Cotyledons and hypocotyls of Fraser fir [Abies fraseri (Pursh) Poir.] were excised from seeds treated with H2 O2 for 9 days and placed on bud induction medium containing 10 mg BA/liter and 0.01 mg NAA/liter or medium without growth regulators. Although adventitious buds did not develop, cotyledons exposed to growth regulators responded differently than cotyledons placed on medium lacking growth regulators. Cotyledons and hypocotyls responded similarly to growth regulators during the initial phase in culture, but cell divisions ceased in cotyledons, thus preventing meristemoid and subsequent bud development. After 3 days on medium containing growth regulators cell divisions were localized in epidermal and subjacent layers of hypocotyls, whereas similar cell divisions were' not observed in hypocotyls placed on medium without growth regulators. Cell clusters consisting of two to five cells (promeristemoids) were present after 7 days on hypocotyls placed on bud induction medium. In hypocotyls placed on medium without growth regulators, stomata continued to develop and cells within the cortex became vacuolated during the first 2 weeks in culture. All explants were transferred to secondary medium after 3 weeks. Cell clusters continued to enlarge into meristemoids on hypocotyls initially placed on bud induction medium. Gradually, meristemoids developed into buds and cataphylls were observed covering bud meristems. Chemical names used: N -(phenylmethyl)-1 H -purine-6-amine (BA), 1-naphthaleneacetic acid (NAA).

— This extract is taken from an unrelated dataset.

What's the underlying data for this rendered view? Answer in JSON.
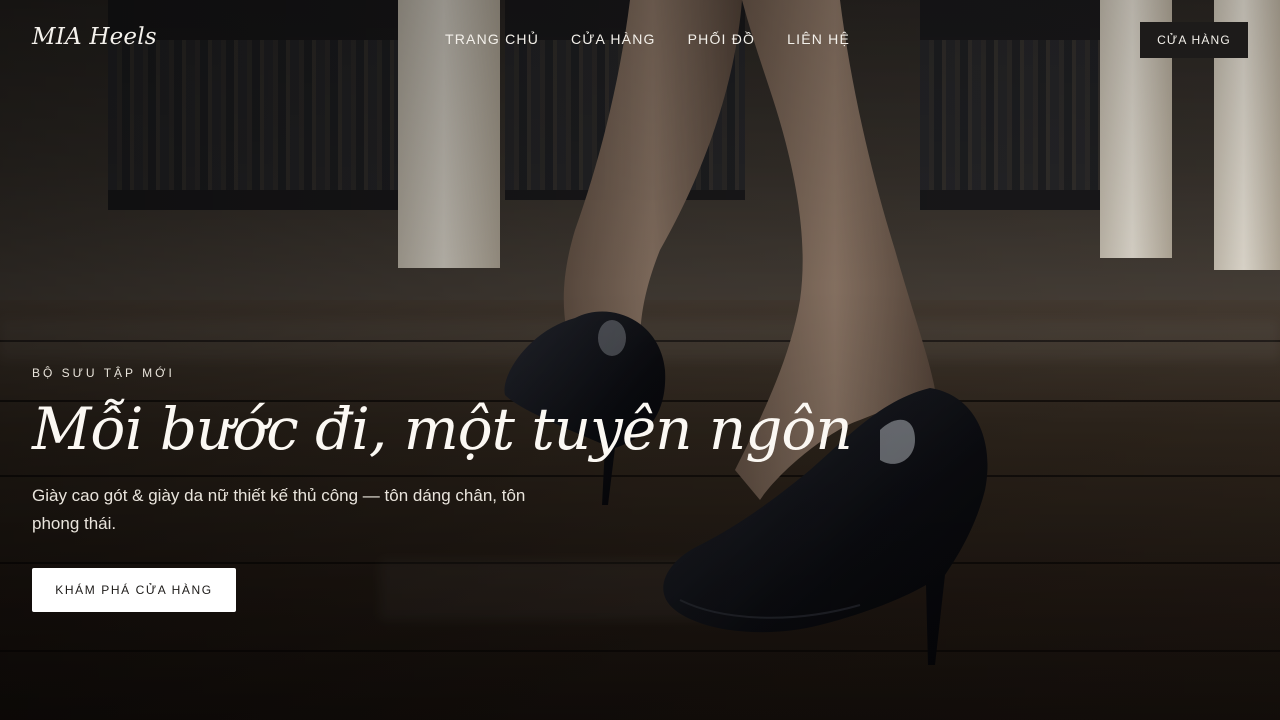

Ralph Scorzal, Lisa G. May, Beverly Purnell, and Bruce Upchurch
The growth in diameter of large-(`Loring' and `Suncrest') and small-fruited (`Bailey' and `Boone County') peaches [Prunus persica (L.) Batsch] was recorded at weekly intervals from 175 days prebloom to ripening. Samples collected at three dates prebloom, full bloom (FB), and four dates postbloom, including ripe fruit, were sectioned and stained. Total cell count and mean cell size were determined for prebloom ovaries and postbloom mesocarp tissue. Large-fruited cultivars had significantly more cells (up to 3.7 times) than small-fruited cultivars at all sampling dates. Cell sizes increased dramatically with fruit development, but were similar for all cultivars within each sampling date. These results suggest that mesocarp cell count is the major difference between small- and large-fruited peach cultivars and that this difference is determined early in the growth of the ovary.
D.S. Achor, L.G. Albrigo, and C.W. McCoy
Upper surface leaf lesions on `Sunburst' mandarin [(Citrus reticulata Blanco × (C. paradisi Macf. × C. reticulate)] associated with feeding by the citrus rust mite [Phyllocoptruta oleivora (Ashm.)] are more severe than those on other citrus cultivars. Development of leaf lesions on `Sunburst' mandarin and two other cultivars were examined by light and electron microscopy. Damaged leaves treated with a fungicide confirmed that the anatomical changes on `Sunburst' are an enhanced wound periderm response to feeding injury by rust mite and not the result of fungal invasion.